(Entries from a dataset of interfaces)
# # # # # # #
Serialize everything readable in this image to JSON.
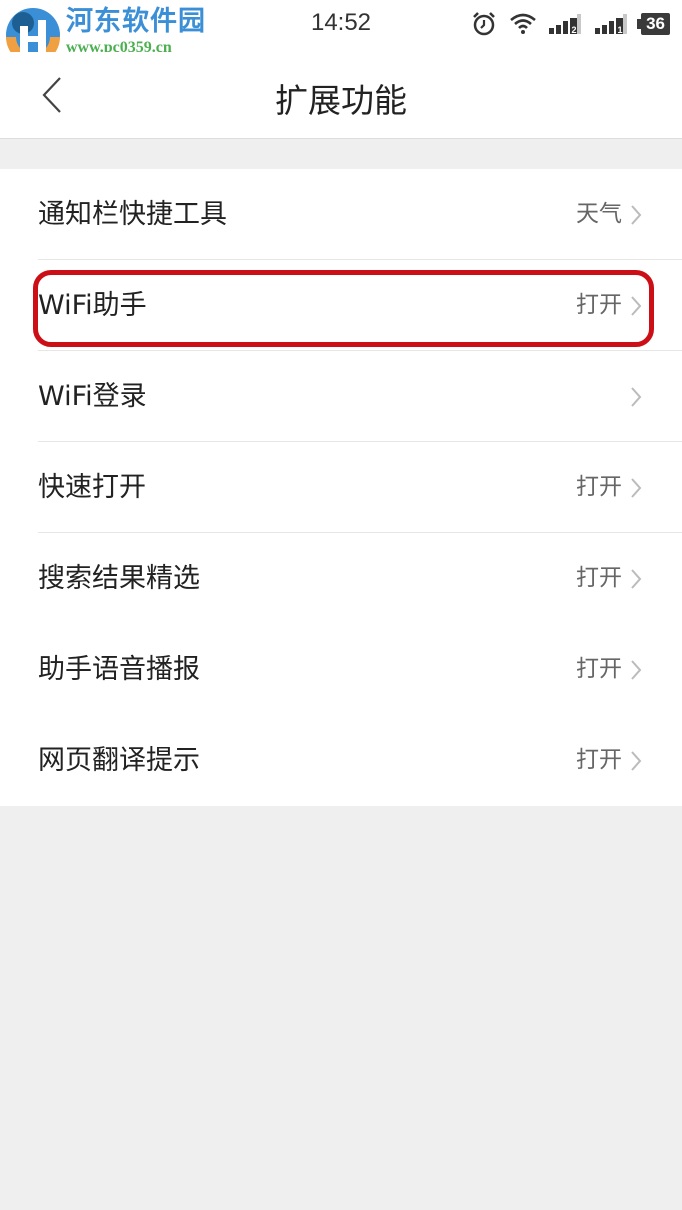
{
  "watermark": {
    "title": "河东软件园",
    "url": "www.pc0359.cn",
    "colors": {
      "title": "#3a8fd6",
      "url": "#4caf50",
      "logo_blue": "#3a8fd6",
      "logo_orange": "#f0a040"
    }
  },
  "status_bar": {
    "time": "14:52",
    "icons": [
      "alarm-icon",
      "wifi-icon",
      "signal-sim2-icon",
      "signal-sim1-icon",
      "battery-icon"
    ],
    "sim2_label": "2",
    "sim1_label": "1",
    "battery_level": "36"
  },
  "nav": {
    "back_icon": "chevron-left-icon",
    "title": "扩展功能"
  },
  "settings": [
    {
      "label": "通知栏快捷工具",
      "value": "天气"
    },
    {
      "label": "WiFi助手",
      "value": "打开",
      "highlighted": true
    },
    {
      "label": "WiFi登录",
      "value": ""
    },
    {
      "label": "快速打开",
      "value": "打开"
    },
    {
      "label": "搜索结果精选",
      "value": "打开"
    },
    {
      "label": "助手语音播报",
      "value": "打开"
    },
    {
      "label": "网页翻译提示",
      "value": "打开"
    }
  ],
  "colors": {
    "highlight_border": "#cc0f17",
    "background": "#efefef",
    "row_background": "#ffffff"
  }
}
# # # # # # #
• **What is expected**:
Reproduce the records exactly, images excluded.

• **Result of this exercise**:
Serialize everything readable in this image to JSON.
{
  "watermark": {
    "title": "河东软件园",
    "url": "www.pc0359.cn",
    "colors": {
      "title": "#3a8fd6",
      "url": "#4caf50",
      "logo_blue": "#3a8fd6",
      "logo_orange": "#f0a040"
    }
  },
  "status_bar": {
    "time": "14:52",
    "icons": [
      "alarm-icon",
      "wifi-icon",
      "signal-sim2-icon",
      "signal-sim1-icon",
      "battery-icon"
    ],
    "sim2_label": "2",
    "sim1_label": "1",
    "battery_level": "36"
  },
  "nav": {
    "back_icon": "chevron-left-icon",
    "title": "扩展功能"
  },
  "settings": [
    {
      "label": "通知栏快捷工具",
      "value": "天气"
    },
    {
      "label": "WiFi助手",
      "value": "打开",
      "highlighted": true
    },
    {
      "label": "WiFi登录",
      "value": ""
    },
    {
      "label": "快速打开",
      "value": "打开"
    },
    {
      "label": "搜索结果精选",
      "value": "打开"
    },
    {
      "label": "助手语音播报",
      "value": "打开"
    },
    {
      "label": "网页翻译提示",
      "value": "打开"
    }
  ],
  "colors": {
    "highlight_border": "#cc0f17",
    "background": "#efefef",
    "row_background": "#ffffff"
  }
}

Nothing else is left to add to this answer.